I hope that the reader finds this list informative, and as lengthy as it will be, it's by no means intended to show off. In the end it all boils down to opinion, anyhow.
1. Fate/Zero & Fate/Stay night: Unlimited Blade Works
- A highly underrated series that was adapted from a popular manga, Fate/Zero is the prequel to the original Stay night, which has three alternate routes, one being Unlimited Blade Works. The esteemed animation studio, Ufotable, took it upon themselves to adapt the series into a dark, mature story involving remarkable characters and gripping fight scenes. The synopsis: Seven Masters summon an equal amount of Servants of a different class to fight for them in order to win the Holy Grail and be granted a wish. Each character has a motivation for fighting and do whatever it takes to achieve their goal, although their sense of humanity is in question quite often. In terms of standing up to other great anime, I'd honestly say that both Fate series easily surpass all other contenders, including Fullmetal Alchemist [Brotherhood].
2. Guilty Crown
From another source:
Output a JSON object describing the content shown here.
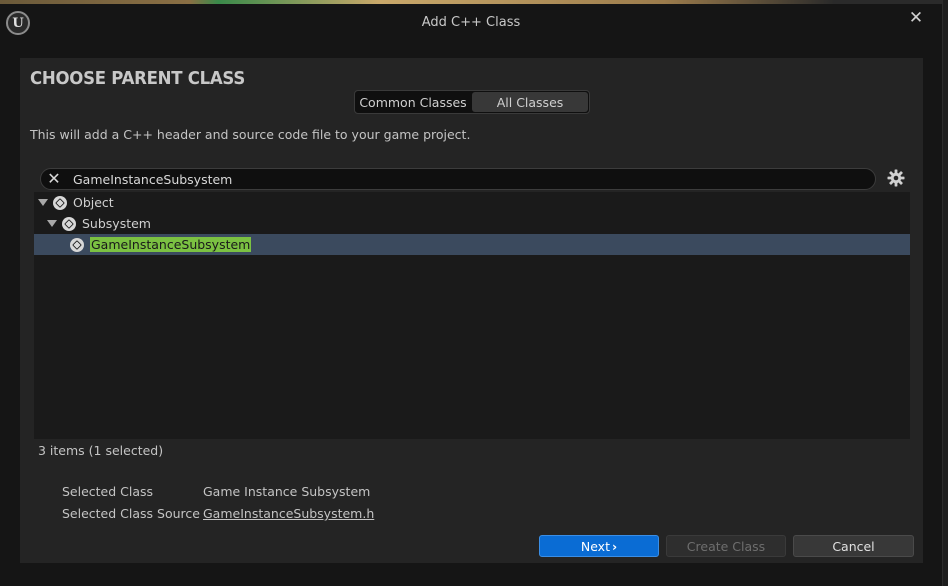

- An original story that's pretty obviously inspired by Code Geass: Lelouch of the Rebellion. The story follows Shu Ouma, a tentative young man who attains the ability to draw objects out of a person's heart and is inducted into a "terrorist group" known as Funeral Parlor. He assists the group by hampering the plans of a corrupt government when they seek to execute or imprison the general populace due to suspicion of exposure to a virus outbreak. Sure, the plot might sound completely "original", but what sets Guilty Crown apart from most other tropes is the evolution of Shu's personality. He goes from an indecisive coward to a self-sacrificing leader who uses his power to protect his friends, and pulls through some otherwise impossible circumstances. This is the way that most protagonists should be handled, unlike the pretentious and tiresome mains who constantly scream their "dream" aloud (Naruto and Luffy, for example).
3. Attack on Titan
- Whenever the small remnants of humanity are forced seek shelter behind towering walls, you know that there's something waiting on the other side. For around 100 years, the surviving numbers go about their lives with a doubt ever weighing on their minds., fearing that the rabid Titans would breach their "fortress" and exterminate them. Attack on Titan handles the extreme uncertainty of mankind and unpredictable nature of the Titans so well that it's hard to get turned off by any of the characters. Through their eyes, you see this monstrous force that is fixated on devouring each and every human being, and the monsters' origin isn't known to a single person. It's because of this constant desperation and anguish that almost everyone is relatable and should someone insignificant perish, you'd most likely feel a twinge of pity for them, too.
4. Macross Frontier
- Almost the polar opposite of Attack on Titan, Frontier places the remnants of humanity in a floating space colony after Earth was destroyed by an alien force. The survivors supposedly escape detection until many years later--you guessed it--the aliens catch up to them and invade the colony, but with the usage of mech suits, they keep the invaders at bay. In particular, one of the main protagonists, the male lead, takes over the suit of a commander who had died and confronts the lead alien, driving it out. But outside of the well-choreographed fights, there are two other protags, female to be precise, who want to win ther heart of the male lead...by singing. Thing is, the songs are not the run of the mill J-Pop that one might expect; they are catchy
, and especially epic
. Guilty Crown also contains vocal songs
up to this standard, but they just can't match Frontier's musical quality. Combined with the auditory pleasures and the flashy animation, this series is both chilling and entrancing, especially towards the end.
- The not too-distant future is riddled with massive leaps in technology as the Sybil System is developed. The Sybil System is able to read the Hue, or the conscience in other words, by scanning a person's psychological state. If the person is caught by one of the scanners and gives off a high-rated Hue, then he will be subject to immediate arrest or sometimes disposal if he shows erratic behavior. Through this revolutionary enforcement method, humanity's very worth is questioned to the core, and eventually is manipulated by a man whose Hue turns up pure white. By his nefarious actions, the Enforcement Division--made up of an inspector and ex-criminals--are forced to take him down before he can throw the entire system into jeopardy. But is that the man's endgame, or could he be hiding a dark secret about Sybil System's very nature?
The second half of this list is pending...